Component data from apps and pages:
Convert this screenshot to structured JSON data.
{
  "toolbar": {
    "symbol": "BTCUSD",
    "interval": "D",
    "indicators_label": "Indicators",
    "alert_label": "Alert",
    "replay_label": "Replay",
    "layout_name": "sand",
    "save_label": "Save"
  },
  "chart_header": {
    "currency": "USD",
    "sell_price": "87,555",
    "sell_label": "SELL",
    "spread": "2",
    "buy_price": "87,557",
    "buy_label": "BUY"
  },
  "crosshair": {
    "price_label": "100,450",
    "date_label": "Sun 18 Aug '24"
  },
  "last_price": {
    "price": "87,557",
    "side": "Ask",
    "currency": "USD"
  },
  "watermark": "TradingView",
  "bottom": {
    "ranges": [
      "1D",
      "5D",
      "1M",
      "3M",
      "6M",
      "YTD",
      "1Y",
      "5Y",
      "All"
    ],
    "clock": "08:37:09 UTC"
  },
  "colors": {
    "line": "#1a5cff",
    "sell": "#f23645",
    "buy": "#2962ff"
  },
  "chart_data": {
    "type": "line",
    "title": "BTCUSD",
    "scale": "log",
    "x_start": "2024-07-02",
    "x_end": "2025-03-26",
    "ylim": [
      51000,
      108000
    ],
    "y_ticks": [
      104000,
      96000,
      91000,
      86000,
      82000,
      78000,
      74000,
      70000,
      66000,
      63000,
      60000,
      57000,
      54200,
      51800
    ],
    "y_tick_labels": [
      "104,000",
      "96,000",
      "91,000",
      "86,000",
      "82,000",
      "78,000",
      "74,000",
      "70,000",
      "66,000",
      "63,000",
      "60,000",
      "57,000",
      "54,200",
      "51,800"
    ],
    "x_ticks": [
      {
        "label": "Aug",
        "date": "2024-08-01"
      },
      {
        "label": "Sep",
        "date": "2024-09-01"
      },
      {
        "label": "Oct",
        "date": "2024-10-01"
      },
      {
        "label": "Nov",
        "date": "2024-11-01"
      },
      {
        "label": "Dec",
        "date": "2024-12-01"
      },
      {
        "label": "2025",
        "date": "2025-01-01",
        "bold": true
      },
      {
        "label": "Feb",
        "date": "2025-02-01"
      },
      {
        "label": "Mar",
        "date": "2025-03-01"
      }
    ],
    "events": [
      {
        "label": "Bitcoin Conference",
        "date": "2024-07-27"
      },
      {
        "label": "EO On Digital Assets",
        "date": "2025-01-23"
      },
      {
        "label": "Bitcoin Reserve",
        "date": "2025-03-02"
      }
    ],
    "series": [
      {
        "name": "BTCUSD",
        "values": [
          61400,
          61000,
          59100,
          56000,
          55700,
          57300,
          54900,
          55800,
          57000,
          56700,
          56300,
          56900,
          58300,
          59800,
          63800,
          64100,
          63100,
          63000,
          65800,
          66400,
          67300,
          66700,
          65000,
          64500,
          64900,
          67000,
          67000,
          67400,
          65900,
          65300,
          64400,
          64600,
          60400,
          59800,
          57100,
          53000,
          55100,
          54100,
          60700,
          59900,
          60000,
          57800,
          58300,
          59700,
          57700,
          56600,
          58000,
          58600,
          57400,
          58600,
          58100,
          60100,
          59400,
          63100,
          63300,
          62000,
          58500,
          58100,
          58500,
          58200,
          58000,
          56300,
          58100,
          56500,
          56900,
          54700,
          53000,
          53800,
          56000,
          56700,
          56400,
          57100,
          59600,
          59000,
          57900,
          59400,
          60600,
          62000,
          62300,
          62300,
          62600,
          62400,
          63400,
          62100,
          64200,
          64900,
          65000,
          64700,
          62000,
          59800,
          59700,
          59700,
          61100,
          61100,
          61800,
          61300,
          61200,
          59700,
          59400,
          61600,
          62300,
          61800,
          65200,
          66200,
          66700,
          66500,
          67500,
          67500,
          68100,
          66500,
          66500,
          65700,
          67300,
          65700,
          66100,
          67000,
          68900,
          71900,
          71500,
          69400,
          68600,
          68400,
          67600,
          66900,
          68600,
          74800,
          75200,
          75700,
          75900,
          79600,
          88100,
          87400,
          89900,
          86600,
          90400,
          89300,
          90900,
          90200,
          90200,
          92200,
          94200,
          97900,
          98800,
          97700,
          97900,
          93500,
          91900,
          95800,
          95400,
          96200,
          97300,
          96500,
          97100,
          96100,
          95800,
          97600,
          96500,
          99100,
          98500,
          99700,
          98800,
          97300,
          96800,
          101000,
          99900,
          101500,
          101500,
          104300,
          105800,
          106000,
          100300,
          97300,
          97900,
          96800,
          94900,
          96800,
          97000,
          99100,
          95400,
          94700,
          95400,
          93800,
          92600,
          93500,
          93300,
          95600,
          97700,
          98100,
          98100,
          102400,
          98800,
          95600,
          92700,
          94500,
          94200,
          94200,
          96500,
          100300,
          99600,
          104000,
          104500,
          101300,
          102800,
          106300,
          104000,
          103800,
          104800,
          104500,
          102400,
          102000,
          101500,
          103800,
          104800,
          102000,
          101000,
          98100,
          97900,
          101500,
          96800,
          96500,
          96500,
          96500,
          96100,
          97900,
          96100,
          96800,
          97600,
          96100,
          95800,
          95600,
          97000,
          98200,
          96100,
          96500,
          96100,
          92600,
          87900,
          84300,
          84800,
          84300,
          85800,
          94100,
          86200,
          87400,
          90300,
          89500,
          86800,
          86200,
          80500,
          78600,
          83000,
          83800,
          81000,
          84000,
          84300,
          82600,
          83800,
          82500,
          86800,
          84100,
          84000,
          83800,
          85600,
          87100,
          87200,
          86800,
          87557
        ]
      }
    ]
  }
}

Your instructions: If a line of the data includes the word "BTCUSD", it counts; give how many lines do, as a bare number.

Result below: 3